▶ Records provided
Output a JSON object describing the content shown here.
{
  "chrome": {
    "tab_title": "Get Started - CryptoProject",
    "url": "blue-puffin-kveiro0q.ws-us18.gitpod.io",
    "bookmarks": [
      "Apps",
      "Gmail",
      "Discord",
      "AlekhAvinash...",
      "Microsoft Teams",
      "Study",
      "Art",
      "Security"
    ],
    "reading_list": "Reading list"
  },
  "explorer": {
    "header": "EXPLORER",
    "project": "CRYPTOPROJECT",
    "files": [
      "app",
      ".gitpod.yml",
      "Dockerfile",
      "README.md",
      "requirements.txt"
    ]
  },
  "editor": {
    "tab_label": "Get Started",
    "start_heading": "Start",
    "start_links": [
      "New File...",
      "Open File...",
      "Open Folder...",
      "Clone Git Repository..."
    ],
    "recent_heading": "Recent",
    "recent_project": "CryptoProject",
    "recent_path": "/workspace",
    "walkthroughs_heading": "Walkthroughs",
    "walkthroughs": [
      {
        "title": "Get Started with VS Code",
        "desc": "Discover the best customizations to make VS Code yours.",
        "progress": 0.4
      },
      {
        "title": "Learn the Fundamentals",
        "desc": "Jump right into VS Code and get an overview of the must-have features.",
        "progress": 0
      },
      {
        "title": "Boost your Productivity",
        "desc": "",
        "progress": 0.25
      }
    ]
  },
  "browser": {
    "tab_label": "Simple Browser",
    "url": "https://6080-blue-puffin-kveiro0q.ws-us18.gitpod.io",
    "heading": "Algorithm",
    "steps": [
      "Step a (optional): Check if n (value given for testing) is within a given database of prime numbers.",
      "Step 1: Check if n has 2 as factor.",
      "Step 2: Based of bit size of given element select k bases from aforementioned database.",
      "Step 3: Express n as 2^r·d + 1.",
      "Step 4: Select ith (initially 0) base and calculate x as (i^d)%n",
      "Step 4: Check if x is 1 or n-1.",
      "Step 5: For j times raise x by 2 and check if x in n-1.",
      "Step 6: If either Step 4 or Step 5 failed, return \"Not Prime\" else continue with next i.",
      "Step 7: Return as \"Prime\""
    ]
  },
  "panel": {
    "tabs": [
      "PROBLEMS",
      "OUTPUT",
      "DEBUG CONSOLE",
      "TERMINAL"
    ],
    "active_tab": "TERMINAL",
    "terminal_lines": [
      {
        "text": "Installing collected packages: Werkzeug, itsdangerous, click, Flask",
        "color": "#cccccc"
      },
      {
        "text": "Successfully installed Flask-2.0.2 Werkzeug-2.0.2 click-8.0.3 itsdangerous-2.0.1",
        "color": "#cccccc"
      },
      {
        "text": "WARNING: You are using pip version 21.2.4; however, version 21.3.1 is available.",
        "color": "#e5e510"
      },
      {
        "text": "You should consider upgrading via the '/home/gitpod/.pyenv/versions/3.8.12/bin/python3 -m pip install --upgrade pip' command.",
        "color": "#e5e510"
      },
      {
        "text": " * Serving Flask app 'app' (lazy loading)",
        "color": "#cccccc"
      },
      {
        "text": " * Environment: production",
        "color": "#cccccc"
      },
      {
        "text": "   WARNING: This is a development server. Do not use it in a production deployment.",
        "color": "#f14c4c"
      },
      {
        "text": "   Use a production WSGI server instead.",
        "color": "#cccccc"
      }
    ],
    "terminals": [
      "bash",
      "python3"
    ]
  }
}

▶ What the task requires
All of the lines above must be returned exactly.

▶ Answer for the task
Output a JSON object describing the content shown here.
{
  "chrome": {
    "tab_title": "Get Started - CryptoProject",
    "url": "blue-puffin-kveiro0q.ws-us18.gitpod.io",
    "bookmarks": [
      "Apps",
      "Gmail",
      "Discord",
      "AlekhAvinash...",
      "Microsoft Teams",
      "Study",
      "Art",
      "Security"
    ],
    "reading_list": "Reading list"
  },
  "explorer": {
    "header": "EXPLORER",
    "project": "CRYPTOPROJECT",
    "files": [
      "app",
      ".gitpod.yml",
      "Dockerfile",
      "README.md",
      "requirements.txt"
    ]
  },
  "editor": {
    "tab_label": "Get Started",
    "start_heading": "Start",
    "start_links": [
      "New File...",
      "Open File...",
      "Open Folder...",
      "Clone Git Repository..."
    ],
    "recent_heading": "Recent",
    "recent_project": "CryptoProject",
    "recent_path": "/workspace",
    "walkthroughs_heading": "Walkthroughs",
    "walkthroughs": [
      {
        "title": "Get Started with VS Code",
        "desc": "Discover the best customizations to make VS Code yours.",
        "progress": 0.4
      },
      {
        "title": "Learn the Fundamentals",
        "desc": "Jump right into VS Code and get an overview of the must-have features.",
        "progress": 0
      },
      {
        "title": "Boost your Productivity",
        "desc": "",
        "progress": 0.25
      }
    ]
  },
  "browser": {
    "tab_label": "Simple Browser",
    "url": "https://6080-blue-puffin-kveiro0q.ws-us18.gitpod.io",
    "heading": "Algorithm",
    "steps": [
      "Step a (optional): Check if n (value given for testing) is within a given database of prime numbers.",
      "Step 1: Check if n has 2 as factor.",
      "Step 2: Based of bit size of given element select k bases from aforementioned database.",
      "Step 3: Express n as 2^r·d + 1.",
      "Step 4: Select ith (initially 0) base and calculate x as (i^d)%n",
      "Step 4: Check if x is 1 or n-1.",
      "Step 5: For j times raise x by 2 and check if x in n-1.",
      "Step 6: If either Step 4 or Step 5 failed, return \"Not Prime\" else continue with next i.",
      "Step 7: Return as \"Prime\""
    ]
  },
  "panel": {
    "tabs": [
      "PROBLEMS",
      "OUTPUT",
      "DEBUG CONSOLE",
      "TERMINAL"
    ],
    "active_tab": "TERMINAL",
    "terminal_lines": [
      {
        "text": "Installing collected packages: Werkzeug, itsdangerous, click, Flask",
        "color": "#cccccc"
      },
      {
        "text": "Successfully installed Flask-2.0.2 Werkzeug-2.0.2 click-8.0.3 itsdangerous-2.0.1",
        "color": "#cccccc"
      },
      {
        "text": "WARNING: You are using pip version 21.2.4; however, version 21.3.1 is available.",
        "color": "#e5e510"
      },
      {
        "text": "You should consider upgrading via the '/home/gitpod/.pyenv/versions/3.8.12/bin/python3 -m pip install --upgrade pip' command.",
        "color": "#e5e510"
      },
      {
        "text": " * Serving Flask app 'app' (lazy loading)",
        "color": "#cccccc"
      },
      {
        "text": " * Environment: production",
        "color": "#cccccc"
      },
      {
        "text": "   WARNING: This is a development server. Do not use it in a production deployment.",
        "color": "#f14c4c"
      },
      {
        "text": "   Use a production WSGI server instead.",
        "color": "#cccccc"
      }
    ],
    "terminals": [
      "bash",
      "python3"
    ]
  }
}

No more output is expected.